The parish of Wotton Underwood was home to the Grenville family for several centuries. Danish by origin, Grenvilles accompanied William the Conqueror and following the Conquest were given lands in the West Country. But some members of the family evidently came soon after to Wotton since in 1166 Gerard de Grenville held one knight’s fee at Wotton from the overlord Walter Giffard, Earl of Buckingham, and Eustace de Grenville “answered for one knight’s fee to the Earl of Leicester” in 1231 (Hundred Rolls of Henry III). However, it was not until after 1714 that the Grenvilles finally bought the manorial rights from Walter Giffard’s heirs. Meanwhile, as Country Life put it in a series for three articles on Wotton House in July 1949, “the family had been living quietly at Wotton, waxing in wealth and importance as sheriffs and knights of the shire”.
Almost all the documentary evidence relating to the building of the original Wotton House in 1704 – and indeed to the following 120 years – was destroyed in the great fire of 1820 described below. Most of the surviving Grenville papers are held by the Henry Huntington Library in California. We know little about how the family lived before 1704. There is mention in 1618 of a manor house a hundred yards or so to the southeast of the present house, but no paintings or descriptions survive.

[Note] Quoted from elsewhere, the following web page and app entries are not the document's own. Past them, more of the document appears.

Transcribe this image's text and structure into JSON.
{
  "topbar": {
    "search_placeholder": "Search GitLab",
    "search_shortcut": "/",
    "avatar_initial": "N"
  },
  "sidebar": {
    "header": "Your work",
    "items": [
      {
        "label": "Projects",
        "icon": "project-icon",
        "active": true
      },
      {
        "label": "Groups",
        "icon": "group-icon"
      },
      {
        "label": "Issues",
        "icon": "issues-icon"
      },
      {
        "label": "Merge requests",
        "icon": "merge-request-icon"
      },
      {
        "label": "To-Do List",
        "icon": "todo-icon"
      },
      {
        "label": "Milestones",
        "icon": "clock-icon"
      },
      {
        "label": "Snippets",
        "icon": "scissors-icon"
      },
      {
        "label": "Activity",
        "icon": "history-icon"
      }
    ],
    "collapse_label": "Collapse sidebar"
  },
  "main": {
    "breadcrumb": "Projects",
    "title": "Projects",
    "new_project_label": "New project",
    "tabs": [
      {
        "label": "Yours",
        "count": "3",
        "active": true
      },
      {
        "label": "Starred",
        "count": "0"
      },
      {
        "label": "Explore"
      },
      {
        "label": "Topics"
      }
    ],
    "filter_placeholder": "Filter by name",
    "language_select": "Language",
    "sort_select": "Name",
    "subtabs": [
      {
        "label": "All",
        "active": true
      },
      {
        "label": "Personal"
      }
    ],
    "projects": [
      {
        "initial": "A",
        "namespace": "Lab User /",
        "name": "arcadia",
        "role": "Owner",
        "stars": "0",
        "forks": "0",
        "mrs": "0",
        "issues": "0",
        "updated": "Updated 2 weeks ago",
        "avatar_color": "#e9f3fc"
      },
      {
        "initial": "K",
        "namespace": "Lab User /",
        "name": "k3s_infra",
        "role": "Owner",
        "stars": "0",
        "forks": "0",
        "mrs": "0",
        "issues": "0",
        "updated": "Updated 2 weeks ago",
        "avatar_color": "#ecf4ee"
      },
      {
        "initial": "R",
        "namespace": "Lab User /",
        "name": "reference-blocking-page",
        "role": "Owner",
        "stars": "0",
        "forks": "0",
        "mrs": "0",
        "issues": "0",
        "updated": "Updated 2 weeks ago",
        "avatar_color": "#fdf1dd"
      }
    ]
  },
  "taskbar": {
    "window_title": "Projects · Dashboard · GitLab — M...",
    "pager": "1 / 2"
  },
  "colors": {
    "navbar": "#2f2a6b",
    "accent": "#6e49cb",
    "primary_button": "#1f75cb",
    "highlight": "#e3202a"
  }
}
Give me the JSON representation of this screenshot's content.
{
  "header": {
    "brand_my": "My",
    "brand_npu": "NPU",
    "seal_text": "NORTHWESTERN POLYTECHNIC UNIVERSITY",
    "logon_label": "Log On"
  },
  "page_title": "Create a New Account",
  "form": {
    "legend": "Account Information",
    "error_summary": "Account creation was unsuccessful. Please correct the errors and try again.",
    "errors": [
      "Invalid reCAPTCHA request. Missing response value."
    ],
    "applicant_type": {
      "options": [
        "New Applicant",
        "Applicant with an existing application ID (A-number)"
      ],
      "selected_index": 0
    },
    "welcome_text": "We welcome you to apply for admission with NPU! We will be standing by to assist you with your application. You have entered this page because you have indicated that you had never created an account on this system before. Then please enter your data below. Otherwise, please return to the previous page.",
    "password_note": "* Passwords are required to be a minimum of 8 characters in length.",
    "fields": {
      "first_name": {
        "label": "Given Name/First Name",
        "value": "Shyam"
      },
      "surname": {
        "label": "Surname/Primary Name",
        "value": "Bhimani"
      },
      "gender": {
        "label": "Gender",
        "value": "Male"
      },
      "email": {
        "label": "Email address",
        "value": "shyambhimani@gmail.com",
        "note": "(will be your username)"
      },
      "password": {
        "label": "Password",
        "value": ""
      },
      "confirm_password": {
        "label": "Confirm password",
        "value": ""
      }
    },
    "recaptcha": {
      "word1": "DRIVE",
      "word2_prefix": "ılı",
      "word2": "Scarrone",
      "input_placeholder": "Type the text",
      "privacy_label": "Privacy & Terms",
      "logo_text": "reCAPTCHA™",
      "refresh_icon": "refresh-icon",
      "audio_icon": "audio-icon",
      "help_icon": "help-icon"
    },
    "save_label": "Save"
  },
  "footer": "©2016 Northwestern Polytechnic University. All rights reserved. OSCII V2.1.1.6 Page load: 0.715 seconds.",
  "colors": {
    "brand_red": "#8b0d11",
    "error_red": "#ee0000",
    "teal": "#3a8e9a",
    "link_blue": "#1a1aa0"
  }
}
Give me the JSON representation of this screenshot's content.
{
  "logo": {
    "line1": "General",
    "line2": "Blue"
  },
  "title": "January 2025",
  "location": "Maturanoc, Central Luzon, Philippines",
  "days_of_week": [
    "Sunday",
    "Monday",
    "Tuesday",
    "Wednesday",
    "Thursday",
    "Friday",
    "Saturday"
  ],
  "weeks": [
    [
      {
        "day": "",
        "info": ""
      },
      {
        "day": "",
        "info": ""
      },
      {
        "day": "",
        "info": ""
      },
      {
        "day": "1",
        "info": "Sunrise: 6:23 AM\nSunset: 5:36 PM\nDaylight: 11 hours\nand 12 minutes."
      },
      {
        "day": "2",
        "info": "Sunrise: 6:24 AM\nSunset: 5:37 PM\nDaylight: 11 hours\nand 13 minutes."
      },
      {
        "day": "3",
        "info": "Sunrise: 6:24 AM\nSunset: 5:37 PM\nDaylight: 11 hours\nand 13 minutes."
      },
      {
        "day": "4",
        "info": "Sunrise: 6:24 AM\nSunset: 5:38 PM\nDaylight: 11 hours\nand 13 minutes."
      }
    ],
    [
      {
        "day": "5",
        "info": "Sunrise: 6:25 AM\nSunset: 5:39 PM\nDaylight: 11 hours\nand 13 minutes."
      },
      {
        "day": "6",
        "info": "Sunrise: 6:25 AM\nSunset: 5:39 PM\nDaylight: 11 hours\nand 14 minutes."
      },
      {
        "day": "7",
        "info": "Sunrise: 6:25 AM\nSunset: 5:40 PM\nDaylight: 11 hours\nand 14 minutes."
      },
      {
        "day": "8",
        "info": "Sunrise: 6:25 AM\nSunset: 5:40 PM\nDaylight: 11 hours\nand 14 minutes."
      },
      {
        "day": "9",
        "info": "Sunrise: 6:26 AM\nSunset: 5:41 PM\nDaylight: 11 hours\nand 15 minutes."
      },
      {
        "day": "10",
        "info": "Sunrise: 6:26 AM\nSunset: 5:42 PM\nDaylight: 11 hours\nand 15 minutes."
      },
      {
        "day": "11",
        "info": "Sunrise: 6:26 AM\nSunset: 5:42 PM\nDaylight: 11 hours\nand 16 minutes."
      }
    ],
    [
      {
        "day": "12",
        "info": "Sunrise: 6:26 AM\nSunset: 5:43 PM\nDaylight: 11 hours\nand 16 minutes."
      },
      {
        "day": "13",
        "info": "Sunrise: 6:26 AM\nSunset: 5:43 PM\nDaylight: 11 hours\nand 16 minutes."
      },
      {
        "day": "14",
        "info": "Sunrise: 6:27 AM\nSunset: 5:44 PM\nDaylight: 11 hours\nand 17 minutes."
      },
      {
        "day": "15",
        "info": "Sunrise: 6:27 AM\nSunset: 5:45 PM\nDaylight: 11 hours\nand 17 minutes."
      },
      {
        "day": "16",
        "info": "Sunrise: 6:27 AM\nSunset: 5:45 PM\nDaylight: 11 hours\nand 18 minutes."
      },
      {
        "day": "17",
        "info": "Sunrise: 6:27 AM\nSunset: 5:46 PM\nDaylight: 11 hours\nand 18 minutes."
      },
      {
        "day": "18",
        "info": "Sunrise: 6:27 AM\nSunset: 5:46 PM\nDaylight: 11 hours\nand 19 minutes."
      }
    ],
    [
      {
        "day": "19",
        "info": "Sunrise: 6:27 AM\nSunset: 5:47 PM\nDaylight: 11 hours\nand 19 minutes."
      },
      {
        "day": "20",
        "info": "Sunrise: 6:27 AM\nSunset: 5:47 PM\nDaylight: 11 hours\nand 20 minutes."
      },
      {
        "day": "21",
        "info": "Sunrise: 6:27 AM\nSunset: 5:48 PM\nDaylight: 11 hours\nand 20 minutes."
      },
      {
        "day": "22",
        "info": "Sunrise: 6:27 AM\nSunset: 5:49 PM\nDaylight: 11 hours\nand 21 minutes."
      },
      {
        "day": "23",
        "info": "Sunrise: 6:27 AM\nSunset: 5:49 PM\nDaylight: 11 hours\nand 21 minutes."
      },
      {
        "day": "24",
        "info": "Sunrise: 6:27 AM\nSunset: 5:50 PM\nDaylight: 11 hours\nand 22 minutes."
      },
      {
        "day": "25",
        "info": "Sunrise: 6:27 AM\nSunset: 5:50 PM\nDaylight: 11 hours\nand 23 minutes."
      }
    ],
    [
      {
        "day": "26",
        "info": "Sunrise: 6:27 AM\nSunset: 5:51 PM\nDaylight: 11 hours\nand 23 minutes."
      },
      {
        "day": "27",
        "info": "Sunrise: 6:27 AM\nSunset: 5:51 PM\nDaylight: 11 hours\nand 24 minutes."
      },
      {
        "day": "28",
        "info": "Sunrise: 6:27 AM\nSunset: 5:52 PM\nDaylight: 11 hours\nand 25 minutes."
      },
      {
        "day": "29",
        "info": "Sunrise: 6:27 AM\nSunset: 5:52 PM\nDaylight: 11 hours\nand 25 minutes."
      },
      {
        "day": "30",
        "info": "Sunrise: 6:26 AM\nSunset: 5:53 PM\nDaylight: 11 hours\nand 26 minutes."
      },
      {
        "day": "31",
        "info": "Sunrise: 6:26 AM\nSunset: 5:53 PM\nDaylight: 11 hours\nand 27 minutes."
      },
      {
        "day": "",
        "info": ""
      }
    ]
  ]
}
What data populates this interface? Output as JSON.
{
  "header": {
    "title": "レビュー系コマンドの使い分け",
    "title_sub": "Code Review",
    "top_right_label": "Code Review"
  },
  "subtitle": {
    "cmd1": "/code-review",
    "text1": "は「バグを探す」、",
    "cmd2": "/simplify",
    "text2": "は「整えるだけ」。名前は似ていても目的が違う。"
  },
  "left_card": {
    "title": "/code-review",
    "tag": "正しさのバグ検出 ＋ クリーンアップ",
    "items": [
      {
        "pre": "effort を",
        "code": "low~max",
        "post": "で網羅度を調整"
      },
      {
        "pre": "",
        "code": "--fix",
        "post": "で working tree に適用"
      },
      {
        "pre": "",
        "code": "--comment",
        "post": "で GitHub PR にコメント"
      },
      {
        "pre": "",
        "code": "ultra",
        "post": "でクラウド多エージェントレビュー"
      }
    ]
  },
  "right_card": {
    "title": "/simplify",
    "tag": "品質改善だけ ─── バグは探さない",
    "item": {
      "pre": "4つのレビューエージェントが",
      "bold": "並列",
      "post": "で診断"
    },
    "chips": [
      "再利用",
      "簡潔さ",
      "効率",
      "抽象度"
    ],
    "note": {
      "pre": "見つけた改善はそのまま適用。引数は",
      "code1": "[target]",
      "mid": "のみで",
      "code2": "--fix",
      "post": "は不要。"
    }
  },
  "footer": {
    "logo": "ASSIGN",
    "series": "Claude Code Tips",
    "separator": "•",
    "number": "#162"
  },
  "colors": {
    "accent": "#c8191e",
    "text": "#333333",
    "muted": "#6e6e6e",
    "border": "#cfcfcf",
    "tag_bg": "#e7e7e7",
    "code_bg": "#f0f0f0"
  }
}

In its three hundred year history Wotton has had its full share of drama and misfortune. But overall it has been a lucky house. Before the great fire of 1820, John Soane happened to have undertaken recent commissions for the Marquis of Buckingham at Stowe, including the Gothic Library, and was the obvious architect to rebuild the house. Wotton took on a new lease of life as a Soane house, and as such became an endangered species in the 20th century when Soane went out of fashion.
In 1957 it again faced destruction, this time at the hands of developers planning to replace it with a housing estate. It was by pure chance that Mrs Patrick Brunner was brought to see it a fortnight before it was due to be demolished and decided to save it. By a further happy accident, the Historic Buildings Council had recently been formed precisely in order to help save such stately homes, then disappearing at an alarming rate. With the aid of a grant from the Council and the services of Donald Insall Associates, Mr and Mrs Brunner embarked on a major restoration project ensuring that Wotton House, almost alone, has survived almost exactly as Soane left it.